WHAT NEEDS TO BE DONE:
The entries below must be returned exactly as they stand.
■ ■ ■ ■
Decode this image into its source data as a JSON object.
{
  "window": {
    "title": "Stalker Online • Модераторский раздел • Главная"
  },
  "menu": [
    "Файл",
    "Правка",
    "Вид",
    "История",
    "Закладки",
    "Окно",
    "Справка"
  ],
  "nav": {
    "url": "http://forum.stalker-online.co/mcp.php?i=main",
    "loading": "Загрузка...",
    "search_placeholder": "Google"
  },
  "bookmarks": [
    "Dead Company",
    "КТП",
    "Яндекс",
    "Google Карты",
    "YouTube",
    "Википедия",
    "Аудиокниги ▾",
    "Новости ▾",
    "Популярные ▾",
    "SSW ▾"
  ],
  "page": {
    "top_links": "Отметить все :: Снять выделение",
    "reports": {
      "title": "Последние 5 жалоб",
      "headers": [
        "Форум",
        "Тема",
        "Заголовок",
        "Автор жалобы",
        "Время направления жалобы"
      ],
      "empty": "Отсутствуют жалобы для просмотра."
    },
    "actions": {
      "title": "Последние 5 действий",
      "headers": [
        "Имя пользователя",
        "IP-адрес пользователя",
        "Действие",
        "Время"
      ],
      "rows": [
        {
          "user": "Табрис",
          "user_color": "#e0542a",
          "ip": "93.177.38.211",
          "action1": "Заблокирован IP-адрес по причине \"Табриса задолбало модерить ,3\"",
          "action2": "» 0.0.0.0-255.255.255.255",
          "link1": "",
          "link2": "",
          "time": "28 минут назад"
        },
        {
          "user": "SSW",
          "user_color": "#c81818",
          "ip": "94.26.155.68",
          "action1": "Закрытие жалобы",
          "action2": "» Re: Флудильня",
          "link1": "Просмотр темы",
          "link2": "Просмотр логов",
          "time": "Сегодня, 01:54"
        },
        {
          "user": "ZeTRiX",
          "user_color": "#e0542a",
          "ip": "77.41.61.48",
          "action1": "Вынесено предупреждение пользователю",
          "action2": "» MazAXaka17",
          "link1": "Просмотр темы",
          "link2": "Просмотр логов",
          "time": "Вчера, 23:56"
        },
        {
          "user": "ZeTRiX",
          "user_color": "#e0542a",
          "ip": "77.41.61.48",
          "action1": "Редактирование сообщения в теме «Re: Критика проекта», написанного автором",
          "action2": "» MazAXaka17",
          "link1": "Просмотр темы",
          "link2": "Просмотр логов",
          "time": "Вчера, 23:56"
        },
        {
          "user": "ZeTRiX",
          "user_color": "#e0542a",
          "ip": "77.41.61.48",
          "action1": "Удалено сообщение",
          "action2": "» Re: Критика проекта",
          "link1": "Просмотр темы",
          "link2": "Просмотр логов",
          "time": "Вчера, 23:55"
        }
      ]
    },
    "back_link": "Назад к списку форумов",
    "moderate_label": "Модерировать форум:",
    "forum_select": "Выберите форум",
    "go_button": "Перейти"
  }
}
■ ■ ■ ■
RESULT OF THE TASK:
Decode this image into its source data as a JSON object.
{
  "window": {
    "title": "Stalker Online • Модераторский раздел • Главная"
  },
  "menu": [
    "Файл",
    "Правка",
    "Вид",
    "История",
    "Закладки",
    "Окно",
    "Справка"
  ],
  "nav": {
    "url": "http://forum.stalker-online.co/mcp.php?i=main",
    "loading": "Загрузка...",
    "search_placeholder": "Google"
  },
  "bookmarks": [
    "Dead Company",
    "КТП",
    "Яндекс",
    "Google Карты",
    "YouTube",
    "Википедия",
    "Аудиокниги ▾",
    "Новости ▾",
    "Популярные ▾",
    "SSW ▾"
  ],
  "page": {
    "top_links": "Отметить все :: Снять выделение",
    "reports": {
      "title": "Последние 5 жалоб",
      "headers": [
        "Форум",
        "Тема",
        "Заголовок",
        "Автор жалобы",
        "Время направления жалобы"
      ],
      "empty": "Отсутствуют жалобы для просмотра."
    },
    "actions": {
      "title": "Последние 5 действий",
      "headers": [
        "Имя пользователя",
        "IP-адрес пользователя",
        "Действие",
        "Время"
      ],
      "rows": [
        {
          "user": "Табрис",
          "user_color": "#e0542a",
          "ip": "93.177.38.211",
          "action1": "Заблокирован IP-адрес по причине \"Табриса задолбало модерить ,3\"",
          "action2": "» 0.0.0.0-255.255.255.255",
          "link1": "",
          "link2": "",
          "time": "28 минут назад"
        },
        {
          "user": "SSW",
          "user_color": "#c81818",
          "ip": "94.26.155.68",
          "action1": "Закрытие жалобы",
          "action2": "» Re: Флудильня",
          "link1": "Просмотр темы",
          "link2": "Просмотр логов",
          "time": "Сегодня, 01:54"
        },
        {
          "user": "ZeTRiX",
          "user_color": "#e0542a",
          "ip": "77.41.61.48",
          "action1": "Вынесено предупреждение пользователю",
          "action2": "» MazAXaka17",
          "link1": "Просмотр темы",
          "link2": "Просмотр логов",
          "time": "Вчера, 23:56"
        },
        {
          "user": "ZeTRiX",
          "user_color": "#e0542a",
          "ip": "77.41.61.48",
          "action1": "Редактирование сообщения в теме «Re: Критика проекта», написанного автором",
          "action2": "» MazAXaka17",
          "link1": "Просмотр темы",
          "link2": "Просмотр логов",
          "time": "Вчера, 23:56"
        },
        {
          "user": "ZeTRiX",
          "user_color": "#e0542a",
          "ip": "77.41.61.48",
          "action1": "Удалено сообщение",
          "action2": "» Re: Критика проекта",
          "link1": "Просмотр темы",
          "link2": "Просмотр логов",
          "time": "Вчера, 23:55"
        }
      ]
    },
    "back_link": "Назад к списку форумов",
    "moderate_label": "Модерировать форум:",
    "forum_select": "Выберите форум",
    "go_button": "Перейти"
  }
}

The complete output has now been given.